Poll: Your opinion of Space Oddi-TEA

As you might have noticed there have been a few changes to the blog. The domain has now been changed to http://www.spaceodditea.com, the logo has been updated and we now have an Etsy shop!

Odditea nasa font.jpg

Space Oddi-TEA is improving every day and we want to make sure that we are bringing you the right kind of content. It would benefit us a lot if you could answer the poll below. We always appreciate your comments and suggestions so don’t hold back! Thank you in advance for your time. 🙂

Drink On!

Advertisements

Drinking Tea in Space

If you’re like me, you can’t survive the day without your morning tea. For some of you, it’s coffee but we can all agree that without it the day can go horribly wrong… On Earth, we take drinking our favorite beverage for granted because it is not as easy for our fellow Astronauts to get their morning brew. Astronauts can’t drink from their prized mug like we can but they can recreate the act of sipping from a cup by drinking from these oddly shaped vessel. This is an upgrade for the Astronauts as they used to stuck out the tea or coffee from a bag with a straw.

Capillary Beverage2.JPG

Credit: NASA

So how do these little booties allow the Astronauts to drink tea (or coffee) without bubbles of liquid flying everywhere? When two solid surfaces meet at a narrow angle, the fluid in microgravity naturally flows along the join. The combination of the way that the cup has been designed, the surface tension and wetting, drives the liquid forward to the Astronauts mouth. This is called the capillary effect. This effect is very difficult to simulate on Earth due to the interference of gravity but in the weightlessness of space is it very easy to recreate.

However, this is only one part of the capillary experiment. NASA will continue to research into this effect as it could also be used to guide other liquid systems through the spacecraft. Watch the video below for more information!

Credit: NASA

Drink On!

 

The Perfect Cup of Tea

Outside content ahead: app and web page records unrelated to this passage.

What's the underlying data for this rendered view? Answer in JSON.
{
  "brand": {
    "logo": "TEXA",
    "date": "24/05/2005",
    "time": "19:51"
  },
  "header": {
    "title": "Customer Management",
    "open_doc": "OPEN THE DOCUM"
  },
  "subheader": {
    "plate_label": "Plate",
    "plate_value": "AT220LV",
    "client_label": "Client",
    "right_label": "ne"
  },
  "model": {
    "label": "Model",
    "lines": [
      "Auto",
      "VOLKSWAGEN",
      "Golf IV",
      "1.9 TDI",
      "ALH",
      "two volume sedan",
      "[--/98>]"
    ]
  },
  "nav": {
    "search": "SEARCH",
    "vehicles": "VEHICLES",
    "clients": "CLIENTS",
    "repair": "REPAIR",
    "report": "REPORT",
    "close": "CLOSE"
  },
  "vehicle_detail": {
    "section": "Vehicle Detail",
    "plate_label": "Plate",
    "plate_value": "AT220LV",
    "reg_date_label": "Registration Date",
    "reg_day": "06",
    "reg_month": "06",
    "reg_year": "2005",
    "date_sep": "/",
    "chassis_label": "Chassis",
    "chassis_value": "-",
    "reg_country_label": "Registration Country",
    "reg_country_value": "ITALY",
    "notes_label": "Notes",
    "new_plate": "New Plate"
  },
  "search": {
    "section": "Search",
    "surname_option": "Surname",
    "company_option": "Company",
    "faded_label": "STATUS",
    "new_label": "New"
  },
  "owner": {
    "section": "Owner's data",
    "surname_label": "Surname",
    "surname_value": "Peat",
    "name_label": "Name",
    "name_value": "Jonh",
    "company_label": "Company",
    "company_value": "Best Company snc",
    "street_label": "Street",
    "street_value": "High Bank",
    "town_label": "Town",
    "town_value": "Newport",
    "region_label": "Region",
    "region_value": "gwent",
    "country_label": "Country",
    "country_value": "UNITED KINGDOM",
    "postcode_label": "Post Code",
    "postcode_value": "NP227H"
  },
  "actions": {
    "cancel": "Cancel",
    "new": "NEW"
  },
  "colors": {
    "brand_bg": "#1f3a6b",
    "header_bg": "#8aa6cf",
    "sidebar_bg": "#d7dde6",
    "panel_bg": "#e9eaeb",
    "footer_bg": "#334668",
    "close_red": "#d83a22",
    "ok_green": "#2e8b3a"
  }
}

Is there a perfect way to brew a cup of tea? Well I believe it’s up to personal preference but there’s a couple of tips I can give you. For this I will be focusing on how to brew the traditional cup of loose English tea or ‘cuppa’ as we call it.

iStock_000059566150_Medium-1-900x540

Firstly, use freshly drawn water as boiling water reduces the amount of Oxygen present and tea needs the Oxygen as it is important for the flavor.

The pot you use (I recommend ceramic or porcelain) should be warmed beforehand so the tea can achieve the high temperature it requires for brewing. You can do this by adding boiled water in the teapot and leaving for a couple of minutes

After your teapot has been warmed, pour out the water, add the tea, (about a teaspoon per cup or more if you like your tea strong), add the boiling water and brew for 3 to 4 minutes. However, depending on the type of tea you have it could be less or more, check the recommended time on the package before brewing.

Now comes the age old debate of whether you add the milk before or after you pour the tea into your favorite mug. According to the British Standard BS 6008:1980 (ISO 3103:1980) the milk should be put in first. The reason being because denaturation of milk proteins is liable to occur if milk encounters high temperatures. However the standard also counters that by stating:

 “If the milk is added afterwards, experience has shown that the best results are obtained when the temperature of the liquor is in the range 65 to 80°C when the milk is added.”

Not everyone (including me) will agree with putting the milk in first and George Orwell was one of them. In January 12, 1946 he wrote an article for the Evening Standard called ‘A Nice Cup of Tea’. He wrote:

“The milk-first school can bring forward some fairly strong arguments, but I maintain that my own argument is unanswerable. This is that, by putting the tea in first and stirring as one pours, one can exactly regulate the amount of milk whereas one is liable to put in too much milk if one does it the other way round.”

Lastly, you may add sugar to taste and then drink your tea when it reaches optimal temperature, which is recommended to be between 60-65°C (140-149°F).

So there you have it, a perfect cup of tea. If you have any more tips please comment below and I’ll try them out!

Drink On!

Image taken from https://www.sundaypost.com/in10/food/make-perfect-cup-tea/

Introducing Space Oddi-TEA designs

As some of you may have noticed, a new menu has been added to the blog. If you click it, a page will open up to the new Etsy shop. There you can buy these cute little tea cups! These happy cups are lovingly handmade by me and are a perfect gift for the tea lover in your life or just as a little treat for yourself 🙂 More tea related items will be added soon so please check back when you can!

DSCN0572

Drink on!